We had other encounters with agents—some planned—some not. But none was like the handsome, competent, sneaky, wizened-spies from novels or movies. Most were like help that comes at minimum wage and are found at fast-food places. But, obversely, we were not sophisticated enough to spot the competent ones. Our capabilities in this arena were about on par with the hamburger servers.
We had power struggles even in the airplane between the Greek Air Force and Greek Navy. The Air Force did the driving up front. The Navy (non-aviators) were the mission specialist in the back of the plane doing the anti-submarine thing. Both felt they should be in charge. Both sabotaged our efforts. Neither wanted the program to succeed.

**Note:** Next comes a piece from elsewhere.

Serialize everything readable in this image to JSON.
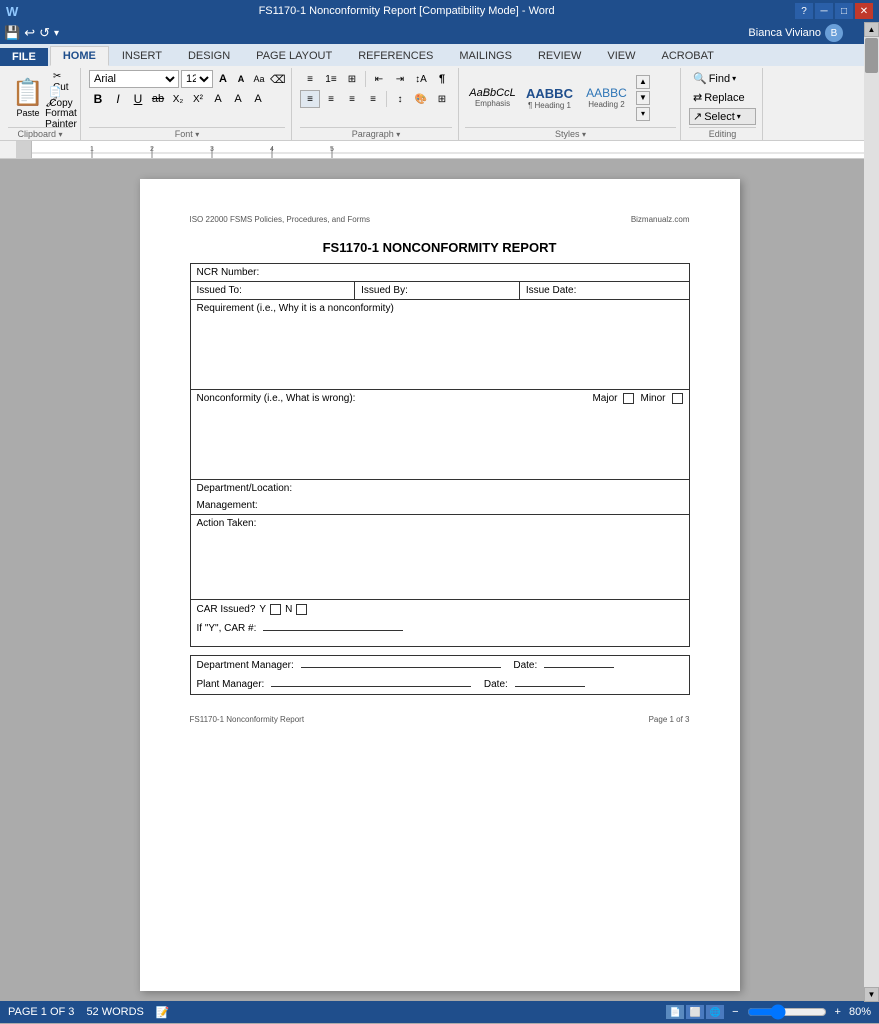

For example, new tires for our aircraft mysteriously disappeared in the Greek military supply system. One morning, since I was most fluent in Greek (already demonstrated), Jim Napier sent me to a Greek Air Force supply warehouse to track down our errant tires. The US Air Force had flown several shipments in to Greece and each shipment mysteriously disappeared. By agreement the USAF had to give them over to the Greek Air Force for distribution to us. We couldn’t just simply take our carry-all up to meet the USAF C-141 and drive away with the tires.
There was only a single Greek Air Force sergeant in the supply building when I arrived. He knew no English. I started yelling about tires, in English. I saw some tires in a back room through a partly open door. So I hustled around the counter, pushing open the door and bursting in. He followed, confused, bewildered. The room was filled with “goat” sized airplane tires all fresh from the US. All the shipments that had disappeared were there. A little more yelling by me, still in English (I wasn’t about to try the watermelon word again—it has sort of a disgusting sound), was accompanied with appropriate gesturing. The tires arrived shortly at the hangar.
In some ways we succeeded that summer. We never learned though if Soviet subs were thwarted. But the Greek Air Force pilots did become good “multi-engine” drivers. Fifteen years later on other trips to Greece, I saw the SHU-16Bs still flying. The Colonels were overthrown. Tourist returned. And somewhere in secret files stretching from Greece through Turkey to Russia there are probably hundreds of photos of the six US Coast Guard Pilots who taught the Greeks to be modern “goat herders.”